BreezyScroll
Home  /  Science  /  Retired doctor discoverers new species of big-nosed dinosaur

Retired doctor discoverers new species of big-nosed dinosaur

Retired doctor discoverers new species of big-nosed dinosaur

A retired doctor discovers a new species of the big-nosed dinosaur. Here’s the story of a retired GP who spent the lockdown ransacking boxes of ancient bones.

New species of big-nosed dinosaur discovered

New species of big-nosed dinosaur discovered

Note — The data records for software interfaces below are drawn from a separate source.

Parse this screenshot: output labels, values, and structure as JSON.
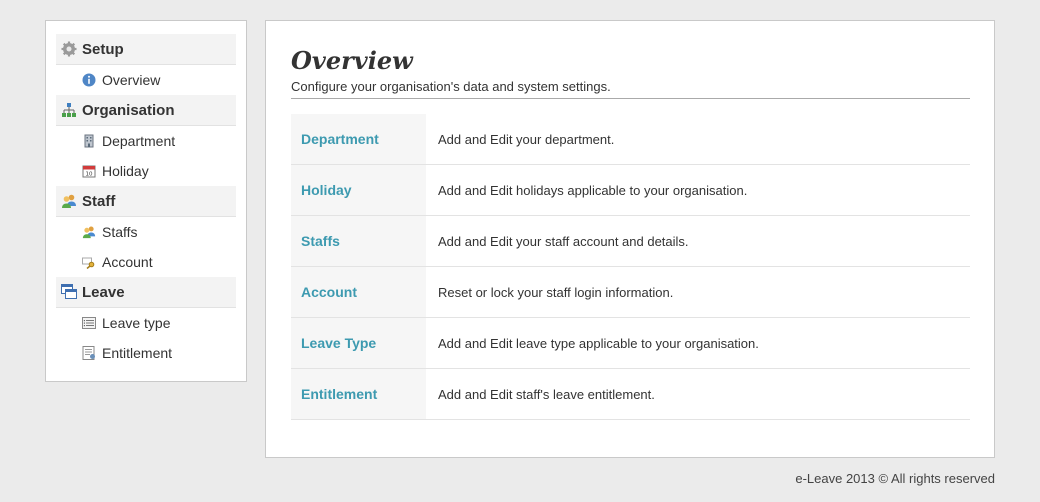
{
  "sidebar": {
    "sections": [
      {
        "label": "Setup",
        "icon": "gear-icon",
        "items": [
          {
            "label": "Overview",
            "icon": "info-icon"
          }
        ]
      },
      {
        "label": "Organisation",
        "icon": "org-chart-icon",
        "items": [
          {
            "label": "Department",
            "icon": "building-icon"
          },
          {
            "label": "Holiday",
            "icon": "calendar-icon"
          }
        ]
      },
      {
        "label": "Staff",
        "icon": "users-icon",
        "items": [
          {
            "label": "Staffs",
            "icon": "users-icon"
          },
          {
            "label": "Account",
            "icon": "key-icon"
          }
        ]
      },
      {
        "label": "Leave",
        "icon": "windows-icon",
        "items": [
          {
            "label": "Leave type",
            "icon": "list-icon"
          },
          {
            "label": "Entitlement",
            "icon": "form-icon"
          }
        ]
      }
    ]
  },
  "main": {
    "title": "Overview",
    "subtitle": "Configure your organisation's data and system settings.",
    "rows": [
      {
        "key": "Department",
        "desc": "Add and Edit your department."
      },
      {
        "key": "Holiday",
        "desc": "Add and Edit holidays applicable to your organisation."
      },
      {
        "key": "Staffs",
        "desc": "Add and Edit your staff account and details."
      },
      {
        "key": "Account",
        "desc": "Reset or lock your staff login information."
      },
      {
        "key": "Leave Type",
        "desc": "Add and Edit leave type applicable to your organisation."
      },
      {
        "key": "Entitlement",
        "desc": "Add and Edit staff's leave entitlement."
      }
    ]
  },
  "footer": {
    "text": "e-Leave 2013 © All rights reserved"
  },
  "colors": {
    "link": "#3d9ab0",
    "background": "#ebebeb"
  }
}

Jermy Lockwood, a Ph.D. student at the University of Portsmouth spent a lot of time cataloging iguanodon bones discovered in the Isle of Wight. While going through the ancient bones collected from the Dinosaur Isle museum on the Isle of Wight and Natural History Museum in London, he found a unique specimen. Unlike others, this specimen had a unique bulbous nasal bone. The new species, named Brighstoneus simmondsi. The study, published in the Journal of Systematic Paleontology. “For over 100 years, we’d only seen two types of a dinosaur on the Isle of Wight – the plant-eating Iguanodon bernissartensis and Mantellisaurus atherfieldensis,” said Lockwood.

More on the discovery

More on the discovery

The specimens had been in storage since 1978 and Lockwood spent four years unpacking and studying them. He also started reconstructing the skull and discovered several striking features. “I was convinced that subtle differences between bones would reveal a new species. So I set out to measure, photograph, and study the anatomy of each bone. Mantellisaurus has 23 or 24, but this has 28. It also had a bulbous nose, whereas the other species have very straight noses. Altogether, these and other small differences made it very obviously a new species,” he explained. 

The big-nosed dinosaur is herbivorous, and around eight meters in length. Additionally, analysis reveals that it weighed about 900 kg. “This discovery made it one of the happiest days of lockdown,” added Lockwood. Brighstoneus, named after Brighstone, is a village on the Isle of Wight, near the excavation site. And, simmondsi, after Keith Simmonds. Honoring the doctor who was involved in excavating specimens and their eventual discovery. The study opens the door for discovering new species of iguanodontian dinosaurs from the early cretaceous period in the UK.